Automation, analytics and visualisation will be important to extract insight from complexity.
So too will be intelligent information networking to push actionable insights out to those who need and can use these to deliver better services, cut cost, avoid provision gaps and improve outcomes as a result.
3. New ways of working
In any front line service provision role, home-based mobile working is becoming operationally necessary.
Policies, management culture and technology must support this trend.
Much has been made of BYOD in 2013, but this is just one element. Personal devices have an important role in the flexible workstyle mix, but not for accessing sensitive or personal data, given the risk of loss or compromise.
Managed devices are often more appropriate, particularly where PSN access is needed.
There’s plenty of good advice on agile working and effective collaboration already available to learn from.
Other critical bits of the mobility jigsaw to develop in 2014 are identity federation, authentication, building and network sharing and the ability to exploit a spectrum of connections from cellular to wifi to fixed, with the appropriate level of security and performance.
4. Market development
For PSN to work we need users connected, suppliers with the right capabilities to power public services and an effective marketplace to bring them all together.
With PSN transition maturing in 2014, a large base of connected users will be in place, so to deliver sustainable cost savings above the network layer, we need the landscape of PSN services to become richer and broader.
The development of an open and effective marketplace will take another step forwards with new procurement frameworks for telecoms services.
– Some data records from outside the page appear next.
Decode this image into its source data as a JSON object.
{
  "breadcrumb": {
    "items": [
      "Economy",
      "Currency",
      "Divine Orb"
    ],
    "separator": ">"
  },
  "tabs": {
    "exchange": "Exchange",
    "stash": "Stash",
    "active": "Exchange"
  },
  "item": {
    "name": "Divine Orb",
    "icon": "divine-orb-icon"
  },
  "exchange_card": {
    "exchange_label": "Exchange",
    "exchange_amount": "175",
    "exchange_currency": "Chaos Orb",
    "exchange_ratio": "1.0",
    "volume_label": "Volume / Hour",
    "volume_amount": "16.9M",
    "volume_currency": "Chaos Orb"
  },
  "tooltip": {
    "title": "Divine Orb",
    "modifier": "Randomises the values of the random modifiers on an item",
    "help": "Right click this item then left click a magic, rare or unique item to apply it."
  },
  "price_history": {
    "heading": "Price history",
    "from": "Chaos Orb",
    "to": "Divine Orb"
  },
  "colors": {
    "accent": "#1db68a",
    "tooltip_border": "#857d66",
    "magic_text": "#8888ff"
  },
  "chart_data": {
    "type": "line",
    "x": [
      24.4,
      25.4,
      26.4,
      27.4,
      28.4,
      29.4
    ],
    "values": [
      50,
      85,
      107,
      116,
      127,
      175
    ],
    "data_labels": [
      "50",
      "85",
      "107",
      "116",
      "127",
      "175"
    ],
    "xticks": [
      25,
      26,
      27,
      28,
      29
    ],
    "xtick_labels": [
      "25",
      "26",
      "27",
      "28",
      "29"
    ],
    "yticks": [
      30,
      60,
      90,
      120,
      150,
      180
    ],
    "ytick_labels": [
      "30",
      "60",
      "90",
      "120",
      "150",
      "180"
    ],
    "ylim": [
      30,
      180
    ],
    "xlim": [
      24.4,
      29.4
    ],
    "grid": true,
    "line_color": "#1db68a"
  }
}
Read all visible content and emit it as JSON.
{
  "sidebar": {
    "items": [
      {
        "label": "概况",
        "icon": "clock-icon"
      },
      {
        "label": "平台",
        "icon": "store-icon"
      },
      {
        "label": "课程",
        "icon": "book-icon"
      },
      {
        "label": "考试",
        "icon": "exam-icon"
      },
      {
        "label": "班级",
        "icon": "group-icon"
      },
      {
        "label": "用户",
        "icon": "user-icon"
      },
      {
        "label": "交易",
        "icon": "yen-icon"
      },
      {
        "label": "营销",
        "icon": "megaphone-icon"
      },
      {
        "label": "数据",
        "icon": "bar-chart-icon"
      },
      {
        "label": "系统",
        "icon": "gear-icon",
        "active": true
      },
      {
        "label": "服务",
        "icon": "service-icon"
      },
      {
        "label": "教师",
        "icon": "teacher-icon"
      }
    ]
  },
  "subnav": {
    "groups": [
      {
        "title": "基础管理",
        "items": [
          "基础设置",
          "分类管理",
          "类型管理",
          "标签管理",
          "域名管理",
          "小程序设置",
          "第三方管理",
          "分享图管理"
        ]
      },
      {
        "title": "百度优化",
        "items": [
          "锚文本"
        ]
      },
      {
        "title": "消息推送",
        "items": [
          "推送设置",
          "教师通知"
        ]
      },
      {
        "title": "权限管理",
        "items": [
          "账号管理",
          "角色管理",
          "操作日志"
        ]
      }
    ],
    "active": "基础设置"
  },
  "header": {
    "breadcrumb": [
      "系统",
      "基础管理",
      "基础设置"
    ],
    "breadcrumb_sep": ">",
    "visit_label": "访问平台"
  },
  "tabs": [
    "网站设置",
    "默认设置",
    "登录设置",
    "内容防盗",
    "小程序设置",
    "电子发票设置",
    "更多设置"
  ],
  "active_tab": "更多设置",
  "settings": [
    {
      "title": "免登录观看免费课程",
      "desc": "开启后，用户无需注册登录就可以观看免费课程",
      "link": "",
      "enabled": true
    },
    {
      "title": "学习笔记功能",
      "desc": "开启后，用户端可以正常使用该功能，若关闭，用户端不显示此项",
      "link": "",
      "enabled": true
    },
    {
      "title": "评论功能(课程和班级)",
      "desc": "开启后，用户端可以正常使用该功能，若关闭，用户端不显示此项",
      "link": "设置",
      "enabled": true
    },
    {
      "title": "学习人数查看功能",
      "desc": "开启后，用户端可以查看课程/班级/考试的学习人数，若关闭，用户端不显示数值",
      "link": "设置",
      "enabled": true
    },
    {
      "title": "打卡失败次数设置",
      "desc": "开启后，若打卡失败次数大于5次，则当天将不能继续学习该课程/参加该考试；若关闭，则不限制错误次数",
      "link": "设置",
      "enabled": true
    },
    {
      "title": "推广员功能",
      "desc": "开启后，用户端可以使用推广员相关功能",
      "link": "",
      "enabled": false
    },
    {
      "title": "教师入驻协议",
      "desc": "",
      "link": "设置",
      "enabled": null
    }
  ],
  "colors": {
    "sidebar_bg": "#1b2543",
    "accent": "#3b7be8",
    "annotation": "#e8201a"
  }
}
Coupled with the ongoing growth of G-Cloud, these will provide an accessible route for innovative PSN compliant services to be bought and sold.
We’ve yet to see the shape and terms of new framework procurements, the extent to which they’ll be adopted and the commercial merits of each, but those suppliers of all sizes committed the new government ICT marketplace will be clearly visible through the breadth and depth of their accreditation, compliance and framework presence.
Jason Hall is PSN Director at BT
Neil Mellor is business development for PSN at BT